Neonics Said to Cut Bee Sperm by 40%
A new study of male honeybees (drones) conducted by a doctoral candidate at the University of Bern, Switzerland, shows that two neonicotinoid insecticides, thiamethoxam and clothianidin, can significantly reduce the drones’ ability to reproduce. “We’ve been able to show for the first time that neonicotinoid pesticides are capable of having an effect on the male reproductive system,” the study’s lead author, Lars Straub, a doctoral student at the University of Bern in Switzerland, told a British biological sciences journal.
Up to now, studies have shown that neonics harm the health of individual bees and the reproductive ability of female insects. The Swiss study took a closer look at the effect the pesticides have on males and found that bees subjected to the two active ingredients had 39% less living sperm on average than bees that had not come into contact with the pesticides.
As part of the field research conducted between April 2015 and October 2015 – the study was completed in April 2016 and published on Jul. 27 – Straub said that after reaching maturity the drones that had been subjected to insecticides were dissected, with their testes and mucous glands removed and analyzed for sperm viability.
In this first experiment, the male bees were raised to sexual maturity after being removed from the colonies in which they were exposed to the chemicals. According to Straub, the next step will be to investigate the effects of the pesticides on the drones that were allowed to stay in the colonies longer.
The research team plans to do what Straub called “further field-realistic studies,” which would also focus on the interaction of several stressors seen as acting together to decimate bee populations. In the US, 44% of the bee populations died off between April 2015 and April 2016, according to an annual survey conducted by the Bee Informed Partnership. This was an increase of 3.5% against the results of 2014 and 2015.
The two neonicotinoids implicated in Switzerland were subject to a two-year EU-wide moratorium in 2013 that was supposed to have been reviewed last year but is still in place. They are still used on an industrial scale in the US while the Environmental Protection Agency (EPA) continues studying them.
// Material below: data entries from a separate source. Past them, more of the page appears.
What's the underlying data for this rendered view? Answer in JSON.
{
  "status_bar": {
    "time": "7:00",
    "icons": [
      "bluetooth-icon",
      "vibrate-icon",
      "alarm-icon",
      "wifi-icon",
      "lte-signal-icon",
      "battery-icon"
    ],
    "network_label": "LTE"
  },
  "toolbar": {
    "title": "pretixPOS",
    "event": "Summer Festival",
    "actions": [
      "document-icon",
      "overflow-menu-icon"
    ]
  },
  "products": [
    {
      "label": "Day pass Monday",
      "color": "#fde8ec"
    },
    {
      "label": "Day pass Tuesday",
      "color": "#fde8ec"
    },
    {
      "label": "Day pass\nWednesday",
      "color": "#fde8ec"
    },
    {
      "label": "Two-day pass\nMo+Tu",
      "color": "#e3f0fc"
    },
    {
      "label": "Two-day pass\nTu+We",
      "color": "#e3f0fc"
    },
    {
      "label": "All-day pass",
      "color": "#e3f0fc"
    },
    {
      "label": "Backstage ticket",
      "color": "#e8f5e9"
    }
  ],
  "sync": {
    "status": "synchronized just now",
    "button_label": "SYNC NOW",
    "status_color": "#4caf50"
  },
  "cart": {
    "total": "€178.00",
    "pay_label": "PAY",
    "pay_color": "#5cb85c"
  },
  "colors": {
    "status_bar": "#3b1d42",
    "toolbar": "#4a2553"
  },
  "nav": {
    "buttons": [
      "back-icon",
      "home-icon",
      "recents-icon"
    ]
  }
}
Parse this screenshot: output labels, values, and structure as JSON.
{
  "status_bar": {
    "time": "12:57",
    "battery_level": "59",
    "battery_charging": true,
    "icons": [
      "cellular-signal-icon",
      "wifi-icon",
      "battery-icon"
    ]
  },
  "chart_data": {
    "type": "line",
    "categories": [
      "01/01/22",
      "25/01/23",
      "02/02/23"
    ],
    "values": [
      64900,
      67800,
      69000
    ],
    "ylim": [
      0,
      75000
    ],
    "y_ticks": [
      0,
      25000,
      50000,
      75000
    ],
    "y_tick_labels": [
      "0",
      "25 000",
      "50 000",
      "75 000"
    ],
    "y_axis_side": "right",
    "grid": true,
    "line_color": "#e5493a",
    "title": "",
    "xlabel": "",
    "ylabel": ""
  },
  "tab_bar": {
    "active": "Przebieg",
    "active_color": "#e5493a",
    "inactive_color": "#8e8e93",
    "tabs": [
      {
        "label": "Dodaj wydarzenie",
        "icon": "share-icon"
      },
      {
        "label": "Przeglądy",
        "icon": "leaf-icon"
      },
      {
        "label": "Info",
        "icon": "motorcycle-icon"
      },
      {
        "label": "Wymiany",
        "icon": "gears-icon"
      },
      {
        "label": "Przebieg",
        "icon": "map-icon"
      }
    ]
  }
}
The agency has announced it will release risk assessments for the two chemicals, as well as another neonicotinoid, dinotefuran, in December of this year.